+++ EXERCISE DATA

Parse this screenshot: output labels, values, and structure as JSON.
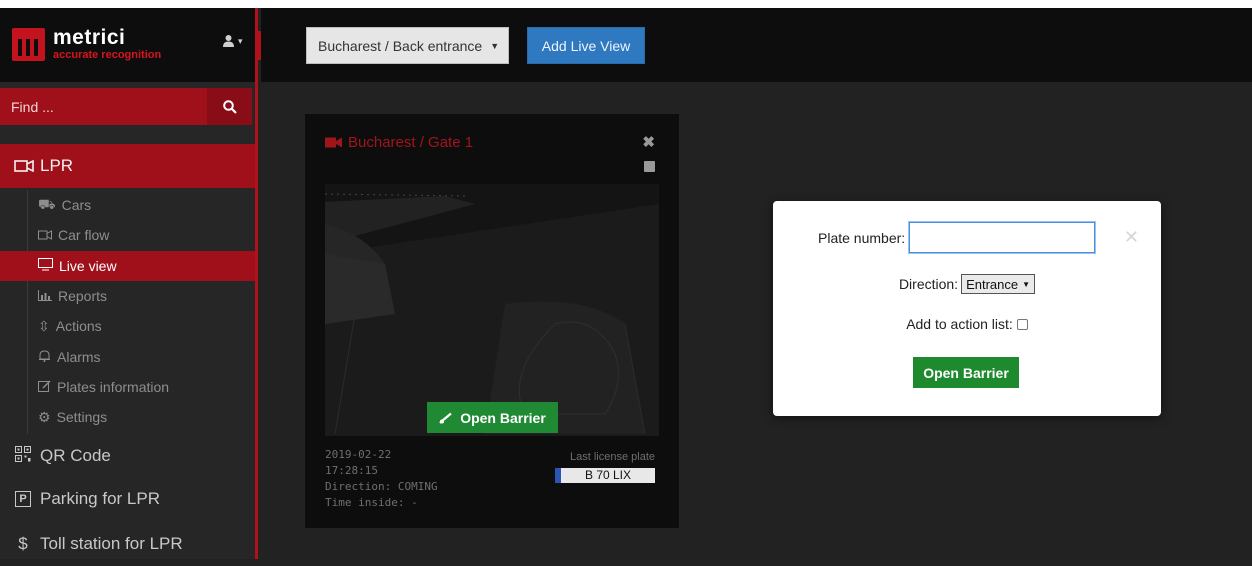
{
  "brand": {
    "name": "metrici",
    "tagline": "accurate recognition"
  },
  "icons": {
    "user": "user-icon",
    "collapse": "chevron-left-icon",
    "search": "search-icon"
  },
  "search": {
    "placeholder": "Find ..."
  },
  "nav": {
    "lpr": "LPR",
    "sub_items": [
      {
        "label": "Cars",
        "icon": "car-icon",
        "active": false
      },
      {
        "label": "Car flow",
        "icon": "video-icon",
        "active": false
      },
      {
        "label": "Live view",
        "icon": "monitor-icon",
        "active": true
      },
      {
        "label": "Reports",
        "icon": "bar-chart-icon",
        "active": false
      },
      {
        "label": "Actions",
        "icon": "arrows-icon",
        "active": false
      },
      {
        "label": "Alarms",
        "icon": "bell-icon",
        "active": false
      },
      {
        "label": "Plates information",
        "icon": "edit-icon",
        "active": false
      },
      {
        "label": "Settings",
        "icon": "gear-icon",
        "active": false
      }
    ],
    "qr": "QR Code",
    "parking": "Parking for LPR",
    "toll": "Toll station for LPR"
  },
  "topbar": {
    "location": "Bucharest / Back entrance",
    "add_live_view": "Add Live View"
  },
  "camera": {
    "title": "Bucharest / Gate 1",
    "open_barrier": "Open Barrier",
    "date": "2019-02-22",
    "time": "17:28:15",
    "direction": "Direction: COMING",
    "time_inside": "Time inside: -",
    "last_plate_label": "Last license plate",
    "last_plate": "B 70 LIX"
  },
  "modal": {
    "plate_label": "Plate number:",
    "plate_value": "",
    "direction_label": "Direction:",
    "direction_value": "Entrance",
    "action_list_label": "Add to action list:",
    "action_list_checked": false,
    "open_barrier": "Open Barrier"
  },
  "colors": {
    "accent_red": "#a0101a",
    "brand_red": "#c3131f",
    "primary_blue": "#2e79c0",
    "success_green": "#1f8a33"
  }
}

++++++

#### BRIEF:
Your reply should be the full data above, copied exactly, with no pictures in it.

#### EXERCISE SOLUTION:
Parse this screenshot: output labels, values, and structure as JSON.
{
  "brand": {
    "name": "metrici",
    "tagline": "accurate recognition"
  },
  "icons": {
    "user": "user-icon",
    "collapse": "chevron-left-icon",
    "search": "search-icon"
  },
  "search": {
    "placeholder": "Find ..."
  },
  "nav": {
    "lpr": "LPR",
    "sub_items": [
      {
        "label": "Cars",
        "icon": "car-icon",
        "active": false
      },
      {
        "label": "Car flow",
        "icon": "video-icon",
        "active": false
      },
      {
        "label": "Live view",
        "icon": "monitor-icon",
        "active": true
      },
      {
        "label": "Reports",
        "icon": "bar-chart-icon",
        "active": false
      },
      {
        "label": "Actions",
        "icon": "arrows-icon",
        "active": false
      },
      {
        "label": "Alarms",
        "icon": "bell-icon",
        "active": false
      },
      {
        "label": "Plates information",
        "icon": "edit-icon",
        "active": false
      },
      {
        "label": "Settings",
        "icon": "gear-icon",
        "active": false
      }
    ],
    "qr": "QR Code",
    "parking": "Parking for LPR",
    "toll": "Toll station for LPR"
  },
  "topbar": {
    "location": "Bucharest / Back entrance",
    "add_live_view": "Add Live View"
  },
  "camera": {
    "title": "Bucharest / Gate 1",
    "open_barrier": "Open Barrier",
    "date": "2019-02-22",
    "time": "17:28:15",
    "direction": "Direction: COMING",
    "time_inside": "Time inside: -",
    "last_plate_label": "Last license plate",
    "last_plate": "B 70 LIX"
  },
  "modal": {
    "plate_label": "Plate number:",
    "plate_value": "",
    "direction_label": "Direction:",
    "direction_value": "Entrance",
    "action_list_label": "Add to action list:",
    "action_list_checked": false,
    "open_barrier": "Open Barrier"
  },
  "colors": {
    "accent_red": "#a0101a",
    "brand_red": "#c3131f",
    "primary_blue": "#2e79c0",
    "success_green": "#1f8a33"
  }
}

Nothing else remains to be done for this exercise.